Demand for Russian bonds jumped to the highest level since November at an auction amid speculation the central bank will lower interest rates next week. The ruble strengthened with oil.
The Finance Ministry received 28.4 billion rubles ($522 million) of bids for fixed-rate notes due August 2023, which was 5.7 times the amount tendered, according to data on its website. The yield on five-year bonds fell to a one-week low and the ruble rose the most in six weeks.
The central bank will probably reduce its key rate for the fourth time this year on Monday as inflation slows and policy makers seek to shore up the economy, a Bloomberg survey showed. Russia’s currency climbed as oil, the nation’s biggest export earner, extended its steepest advance this month.
“The market is expecting the central bank to cut the key rate and wants to catch higher bond yields while it can,” Andres Vallejo, who helps oversee the equivalent of $3.2 billion as a money manager at Kapital Asset Management in Moscow, said by phone on Wednesday.
The Bank of Russia will probably cut its key rate by 100 basis points, bringing reductions this year to 550 basis points. That would almost reverse a 650 basis-point emergency increase in December to stem the ruble’s slide.
Russia’s economy is headed toward its first recession since 2009 as tumbling oil prices curb revenue and sanctions by the U.S. and European Union for Russia’s role in the conflict in Ukraine limit companies’ access to capital markets.
The ruble jumped 2.7 percent, the most since April 23, to 54.033 against the dollar by 6:01 p.m. in Moscow. The yield on five-year bonds fell 26 basis points to 10.91 percent, extending this year’s decline to 4.5 percentage points, the most among major emerging markets.
Brent crude climbed for a second day, rising 1.6 percent to $65.91, extending yesterday’s 3.5 percent rally. The Finance Ministry also sold 9.9 billion rubles of May 2019 bonds out of the 10 billion offered.

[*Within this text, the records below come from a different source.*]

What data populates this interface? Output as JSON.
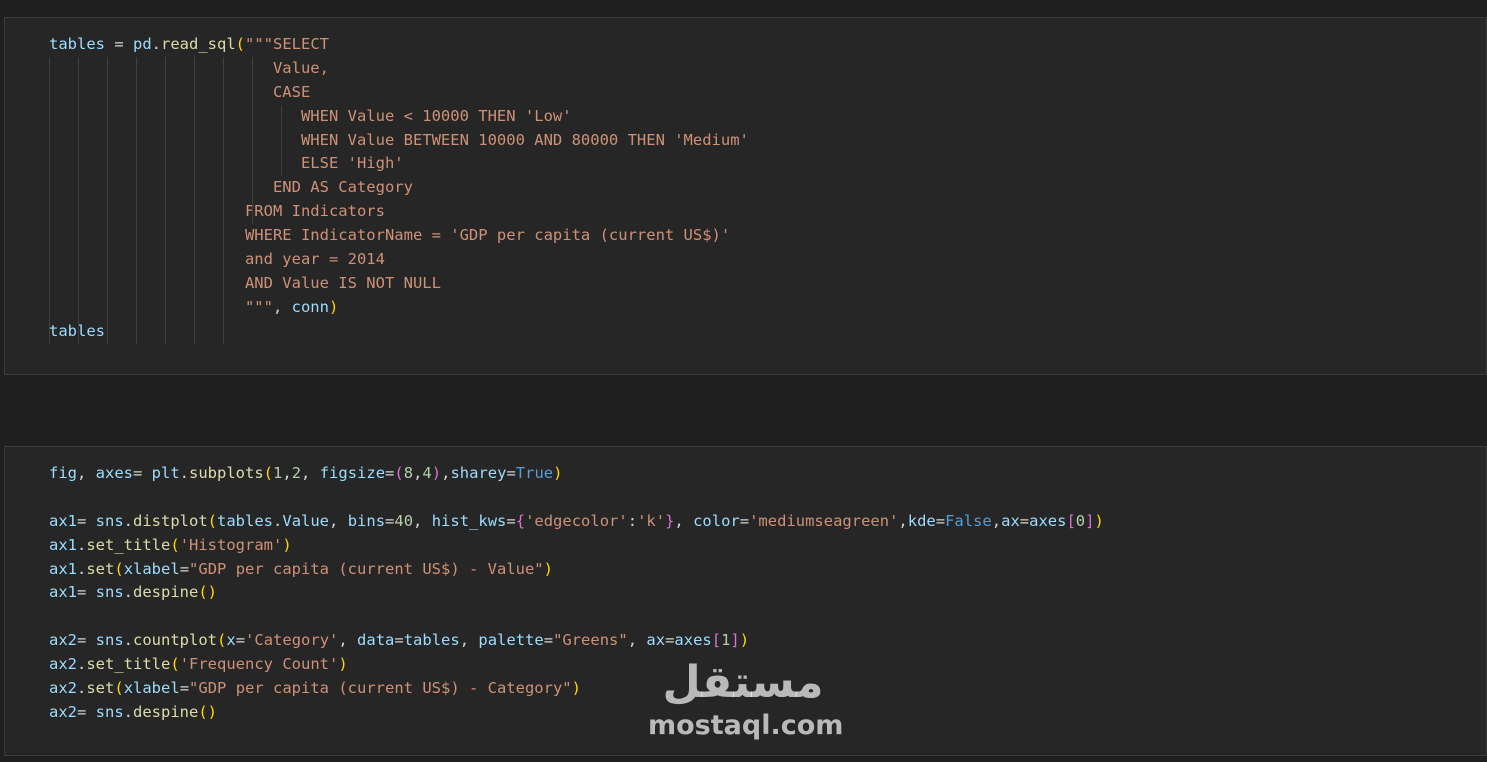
{
  "colors": {
    "background": "#1f1f1f",
    "cell_background": "#262626",
    "default": "#d4d4d4",
    "variable": "#9cdcfe",
    "string": "#ce9178",
    "function": "#dcdcaa",
    "number": "#b5cea8",
    "keyword_constant": "#569cd6",
    "bracket_gold": "#ffd700",
    "bracket_pink": "#da70d6",
    "bracket_blue": "#179fff"
  },
  "cells": [
    {
      "lines": [
        [
          [
            "tables",
            "variable"
          ],
          [
            " = ",
            "default"
          ],
          [
            "pd",
            "variable"
          ],
          [
            ".",
            "default"
          ],
          [
            "read_sql",
            "function"
          ],
          [
            "(",
            "bracket_gold"
          ],
          [
            "\"\"\"SELECT",
            "string"
          ]
        ],
        [
          [
            "                        Value,",
            "string"
          ]
        ],
        [
          [
            "                        CASE",
            "string"
          ]
        ],
        [
          [
            "                           WHEN Value < 10000 THEN 'Low'",
            "string"
          ]
        ],
        [
          [
            "                           WHEN Value BETWEEN 10000 AND 80000 THEN 'Medium'",
            "string"
          ]
        ],
        [
          [
            "                           ELSE 'High'",
            "string"
          ]
        ],
        [
          [
            "                        END AS Category",
            "string"
          ]
        ],
        [
          [
            "                     FROM Indicators",
            "string"
          ]
        ],
        [
          [
            "                     WHERE IndicatorName = 'GDP per capita (current US$)'",
            "string"
          ]
        ],
        [
          [
            "                     and year = 2014",
            "string"
          ]
        ],
        [
          [
            "                     AND Value IS NOT NULL",
            "string"
          ]
        ],
        [
          [
            "                     \"\"\"",
            "string"
          ],
          [
            ", ",
            "default"
          ],
          [
            "conn",
            "variable"
          ],
          [
            ")",
            "bracket_gold"
          ]
        ],
        [
          [
            "tables",
            "variable"
          ]
        ]
      ]
    },
    {
      "lines": [
        [
          [
            "fig",
            "variable"
          ],
          [
            ", ",
            "default"
          ],
          [
            "axes",
            "variable"
          ],
          [
            "= ",
            "default"
          ],
          [
            "plt",
            "variable"
          ],
          [
            ".",
            "default"
          ],
          [
            "subplots",
            "function"
          ],
          [
            "(",
            "bracket_gold"
          ],
          [
            "1",
            "number"
          ],
          [
            ",",
            "default"
          ],
          [
            "2",
            "number"
          ],
          [
            ", ",
            "default"
          ],
          [
            "figsize",
            "variable"
          ],
          [
            "=",
            "default"
          ],
          [
            "(",
            "bracket_pink"
          ],
          [
            "8",
            "number"
          ],
          [
            ",",
            "default"
          ],
          [
            "4",
            "number"
          ],
          [
            ")",
            "bracket_pink"
          ],
          [
            ",",
            "default"
          ],
          [
            "sharey",
            "variable"
          ],
          [
            "=",
            "default"
          ],
          [
            "True",
            "keyword_constant"
          ],
          [
            ")",
            "bracket_gold"
          ]
        ],
        [
          [
            "",
            "default"
          ]
        ],
        [
          [
            "ax1",
            "variable"
          ],
          [
            "= ",
            "default"
          ],
          [
            "sns",
            "variable"
          ],
          [
            ".",
            "default"
          ],
          [
            "distplot",
            "function"
          ],
          [
            "(",
            "bracket_gold"
          ],
          [
            "tables",
            "variable"
          ],
          [
            ".",
            "default"
          ],
          [
            "Value",
            "variable"
          ],
          [
            ", ",
            "default"
          ],
          [
            "bins",
            "variable"
          ],
          [
            "=",
            "default"
          ],
          [
            "40",
            "number"
          ],
          [
            ", ",
            "default"
          ],
          [
            "hist_kws",
            "variable"
          ],
          [
            "=",
            "default"
          ],
          [
            "{",
            "bracket_pink"
          ],
          [
            "'edgecolor'",
            "string"
          ],
          [
            ":",
            "default"
          ],
          [
            "'k'",
            "string"
          ],
          [
            "}",
            "bracket_pink"
          ],
          [
            ", ",
            "default"
          ],
          [
            "color",
            "variable"
          ],
          [
            "=",
            "default"
          ],
          [
            "'mediumseagreen'",
            "string"
          ],
          [
            ",",
            "default"
          ],
          [
            "kde",
            "variable"
          ],
          [
            "=",
            "default"
          ],
          [
            "False",
            "keyword_constant"
          ],
          [
            ",",
            "default"
          ],
          [
            "ax",
            "variable"
          ],
          [
            "=",
            "default"
          ],
          [
            "axes",
            "variable"
          ],
          [
            "[",
            "bracket_pink"
          ],
          [
            "0",
            "number"
          ],
          [
            "]",
            "bracket_pink"
          ],
          [
            ")",
            "bracket_gold"
          ]
        ],
        [
          [
            "ax1",
            "variable"
          ],
          [
            ".",
            "default"
          ],
          [
            "set_title",
            "function"
          ],
          [
            "(",
            "bracket_gold"
          ],
          [
            "'Histogram'",
            "string"
          ],
          [
            ")",
            "bracket_gold"
          ]
        ],
        [
          [
            "ax1",
            "variable"
          ],
          [
            ".",
            "default"
          ],
          [
            "set",
            "function"
          ],
          [
            "(",
            "bracket_gold"
          ],
          [
            "xlabel",
            "variable"
          ],
          [
            "=",
            "default"
          ],
          [
            "\"GDP per capita (current US$) - Value\"",
            "string"
          ],
          [
            ")",
            "bracket_gold"
          ]
        ],
        [
          [
            "ax1",
            "variable"
          ],
          [
            "= ",
            "default"
          ],
          [
            "sns",
            "variable"
          ],
          [
            ".",
            "default"
          ],
          [
            "despine",
            "function"
          ],
          [
            "()",
            "bracket_gold"
          ]
        ],
        [
          [
            "",
            "default"
          ]
        ],
        [
          [
            "ax2",
            "variable"
          ],
          [
            "= ",
            "default"
          ],
          [
            "sns",
            "variable"
          ],
          [
            ".",
            "default"
          ],
          [
            "countplot",
            "function"
          ],
          [
            "(",
            "bracket_gold"
          ],
          [
            "x",
            "variable"
          ],
          [
            "=",
            "default"
          ],
          [
            "'Category'",
            "string"
          ],
          [
            ", ",
            "default"
          ],
          [
            "data",
            "variable"
          ],
          [
            "=",
            "default"
          ],
          [
            "tables",
            "variable"
          ],
          [
            ", ",
            "default"
          ],
          [
            "palette",
            "variable"
          ],
          [
            "=",
            "default"
          ],
          [
            "\"Greens\"",
            "string"
          ],
          [
            ", ",
            "default"
          ],
          [
            "ax",
            "variable"
          ],
          [
            "=",
            "default"
          ],
          [
            "axes",
            "variable"
          ],
          [
            "[",
            "bracket_pink"
          ],
          [
            "1",
            "number"
          ],
          [
            "]",
            "bracket_pink"
          ],
          [
            ")",
            "bracket_gold"
          ]
        ],
        [
          [
            "ax2",
            "variable"
          ],
          [
            ".",
            "default"
          ],
          [
            "set_title",
            "function"
          ],
          [
            "(",
            "bracket_gold"
          ],
          [
            "'Frequency Count'",
            "string"
          ],
          [
            ")",
            "bracket_gold"
          ]
        ],
        [
          [
            "ax2",
            "variable"
          ],
          [
            ".",
            "default"
          ],
          [
            "set",
            "function"
          ],
          [
            "(",
            "bracket_gold"
          ],
          [
            "xlabel",
            "variable"
          ],
          [
            "=",
            "default"
          ],
          [
            "\"GDP per capita (current US$) - Category\"",
            "string"
          ],
          [
            ")",
            "bracket_gold"
          ]
        ],
        [
          [
            "ax2",
            "variable"
          ],
          [
            "= ",
            "default"
          ],
          [
            "sns",
            "variable"
          ],
          [
            ".",
            "default"
          ],
          [
            "despine",
            "function"
          ],
          [
            "()",
            "bracket_gold"
          ]
        ]
      ]
    }
  ],
  "watermark": {
    "arabic": "مستقل",
    "latin": "mostaql.com"
  }
}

The Micex Index of stocks retreated 0.7 percent, while the dollar-denominated RTS Index climbed 2.1 percent. VTB Group, Russia’s second-biggest lender, fell 1.5 percent. Companies controlled by billionaire Suleiman Kerimov sold their entire stake in VTB last year, Vedomosti reported on Wednesday, citing an unidentified person close to him.